experience. Or perhaps we were all just too tired to make any effort.
For my part, I was happy enough at the thought that I would be back in
Moscow in a matter of hours.

"You are all so quiet. Would anyone like to propose a toast?" asks

No one says anything.

"I would like to thank Andrei and the guides for getting us up and down
Elbrus in one piece," I eventually say.

We drink to that.

"I would like to propose a toast," says Andrei.

We look at him expectantly.

"To women. Can you imagine what life would be like without them?" he
says, looking at Helga, who is obviously not enjoying the dinner and
counting the minutes until she can be alone with Andrei again.

We drink to that as well. I try not to vomit.

It was another early night.

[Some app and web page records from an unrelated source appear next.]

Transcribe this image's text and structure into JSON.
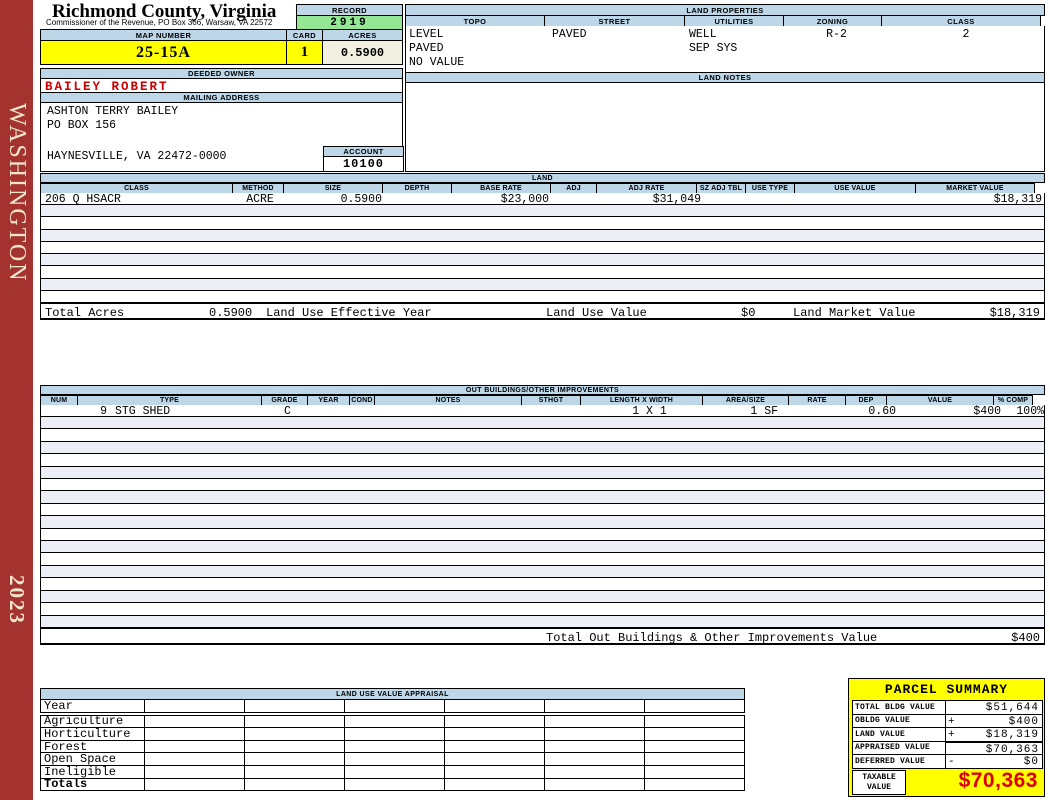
{
  "sidebar": {
    "district": "WASHINGTON",
    "year": "2023"
  },
  "header": {
    "county": "Richmond County, Virginia",
    "office": "Commissioner of the Revenue, PO Box 366, Warsaw, VA 22572",
    "record_label": "RECORD",
    "record_value": "2919",
    "map_label": "MAP NUMBER",
    "map_value": "25-15A",
    "card_label": "CARD",
    "card_value": "1",
    "acres_label": "ACRES",
    "acres_value": "0.5900"
  },
  "owner": {
    "deeded_label": "DEEDED OWNER",
    "name": "BAILEY ROBERT",
    "mailing_label": "MAILING ADDRESS",
    "address_line1": "ASHTON TERRY BAILEY",
    "address_line2": "PO BOX 156",
    "address_line3": "HAYNESVILLE, VA 22472-0000",
    "account_label": "ACCOUNT",
    "account_value": "10100"
  },
  "land_properties": {
    "title": "LAND PROPERTIES",
    "columns": [
      "TOPO",
      "STREET",
      "UTILITIES",
      "ZONING",
      "CLASS"
    ],
    "topo": [
      "LEVEL",
      "PAVED",
      "NO VALUE"
    ],
    "street": [
      "PAVED"
    ],
    "utilities": [
      "WELL",
      "SEP SYS"
    ],
    "zoning": "R-2",
    "class": "2",
    "notes_title": "LAND NOTES"
  },
  "land": {
    "title": "LAND",
    "columns": [
      "CLASS",
      "METHOD",
      "SIZE",
      "DEPTH",
      "BASE RATE",
      "ADJ",
      "ADJ RATE",
      "SZ ADJ TBL",
      "USE TYPE",
      "USE VALUE",
      "MARKET VALUE"
    ],
    "row": {
      "class": "206 Q HSACR",
      "method": "ACRE",
      "size": "0.5900",
      "base_rate": "$23,000",
      "adj_rate": "$31,049",
      "market_value": "$18,319"
    },
    "totals": {
      "total_acres_label": "Total Acres",
      "total_acres": "0.5900",
      "effective_year_label": "Land Use Effective Year",
      "use_value_label": "Land Use Value",
      "use_value": "$0",
      "market_value_label": "Land Market Value",
      "market_value": "$18,319"
    }
  },
  "out_buildings": {
    "title": "OUT BUILDINGS/OTHER IMPROVEMENTS",
    "columns": [
      "NUM",
      "TYPE",
      "GRADE",
      "YEAR",
      "COND",
      "NOTES",
      "STHGT",
      "LENGTH X WIDTH",
      "AREA/SIZE",
      "RATE",
      "DEP",
      "VALUE",
      "% COMP"
    ],
    "row": {
      "num": "9",
      "type": "STG SHED",
      "grade": "C",
      "length_width": "1 X 1",
      "area": "1 SF",
      "dep": "0.60",
      "value": "$400",
      "pct_comp": "100%"
    },
    "total_label": "Total Out Buildings & Other Improvements Value",
    "total_value": "$400"
  },
  "land_use_appraisal": {
    "title": "LAND USE VALUE APPRAISAL",
    "row_labels": [
      "Year",
      "Agriculture",
      "Horticulture",
      "Forest",
      "Open Space",
      "Ineligible",
      "Totals"
    ]
  },
  "parcel_summary": {
    "title": "PARCEL SUMMARY",
    "rows": [
      {
        "label": "TOTAL BLDG VALUE",
        "op": "",
        "value": "$51,644"
      },
      {
        "label": "OBLDG VALUE",
        "op": "+",
        "value": "$400"
      },
      {
        "label": "LAND VALUE",
        "op": "+",
        "value": "$18,319"
      },
      {
        "label": "APPRAISED VALUE",
        "op": "",
        "value": "$70,363"
      },
      {
        "label": "DEFERRED VALUE",
        "op": "-",
        "value": "$0"
      }
    ],
    "taxable_label": "TAXABLE VALUE",
    "taxable_value": "$70,363"
  },
  "colors": {
    "sidebar_red": "#A43330",
    "header_blue": "#BDD7E8",
    "record_green": "#94E894",
    "highlight_yellow": "#FFFF00",
    "owner_red": "#CC0000",
    "taxable_red": "#DD0000"
  }
}
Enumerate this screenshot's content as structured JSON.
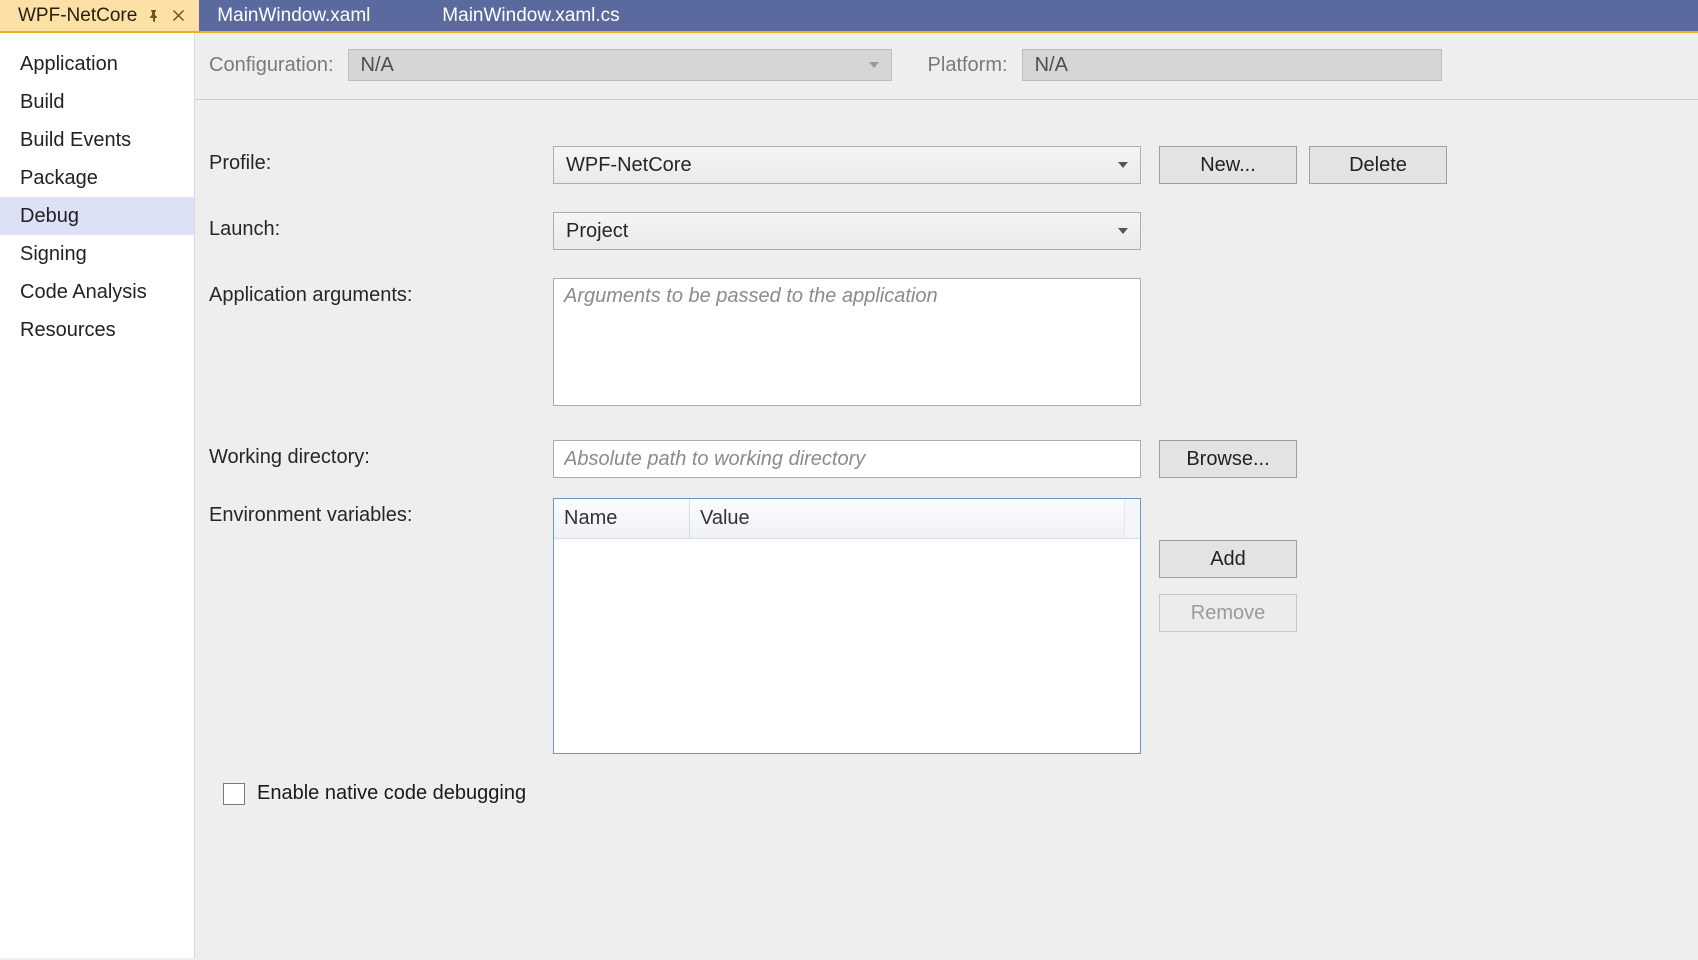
{
  "tabs": {
    "active": "WPF-NetCore",
    "t1": "MainWindow.xaml",
    "t2": "MainWindow.xaml.cs"
  },
  "sidebar": {
    "items": [
      "Application",
      "Build",
      "Build Events",
      "Package",
      "Debug",
      "Signing",
      "Code Analysis",
      "Resources"
    ],
    "selected_index": 4
  },
  "config": {
    "configuration_label": "Configuration:",
    "configuration_value": "N/A",
    "platform_label": "Platform:",
    "platform_value": "N/A"
  },
  "form": {
    "profile_label": "Profile:",
    "profile_value": "WPF-NetCore",
    "launch_label": "Launch:",
    "launch_value": "Project",
    "appargs_label": "Application arguments:",
    "appargs_placeholder": "Arguments to be passed to the application",
    "workdir_label": "Working directory:",
    "workdir_placeholder": "Absolute path to working directory",
    "envvars_label": "Environment variables:",
    "envcol_name": "Name",
    "envcol_value": "Value",
    "native_label": "Enable native code debugging"
  },
  "buttons": {
    "new": "New...",
    "delete": "Delete",
    "browse": "Browse...",
    "add": "Add",
    "remove": "Remove"
  }
}
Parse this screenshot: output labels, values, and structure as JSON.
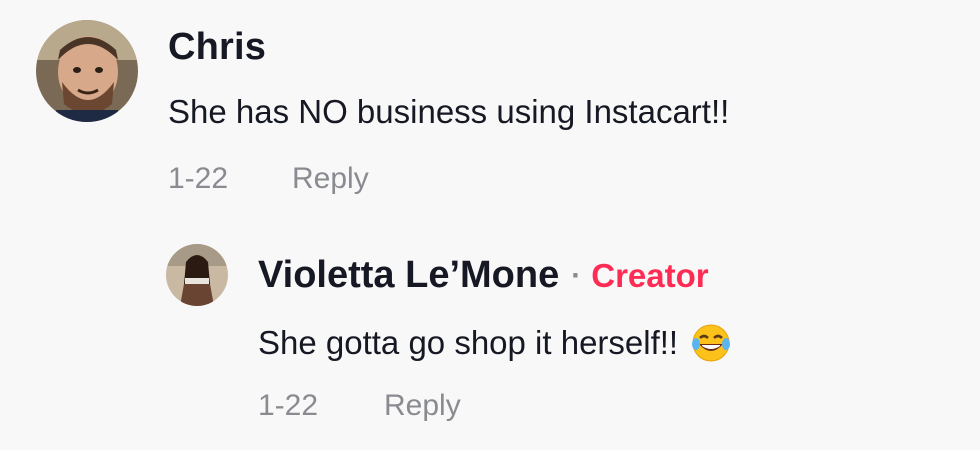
{
  "comment": {
    "author": "Chris",
    "text": "She has NO business using Instacart!!",
    "date": "1-22",
    "reply_label": "Reply"
  },
  "reply": {
    "author": "Violetta Le’Mone",
    "separator": "·",
    "badge": "Creator",
    "badge_color": "#fe2c55",
    "text": "She gotta go shop it herself!!",
    "emoji_icon": "laughing-crying-emoji-icon",
    "date": "1-22",
    "reply_label": "Reply"
  }
}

Leaving day. 7.30 am saw us fully packed and bundled into a yellow
minivan to Mineralnye Vody airport.

A clear day. We wind our way down through the lovely Baksan valley and
Ralf and I take pictures of Elbrus growing smaller in the distance. It is
hard to imagine that some 24 hours ago we'd been battling our way up the
side of it.

I also started to wonder why, really.

Why on earth do people pay good money to go through such exhaustion,
with the added risk of losing a few fingers and toes to frostbite and
having one's brain swell up with fluid?

"What are you doing next?" I ask Ralf.

"Maybe Kilimanjaro. And you? Are you climbing something next year?" he

"Most definitely," I reply.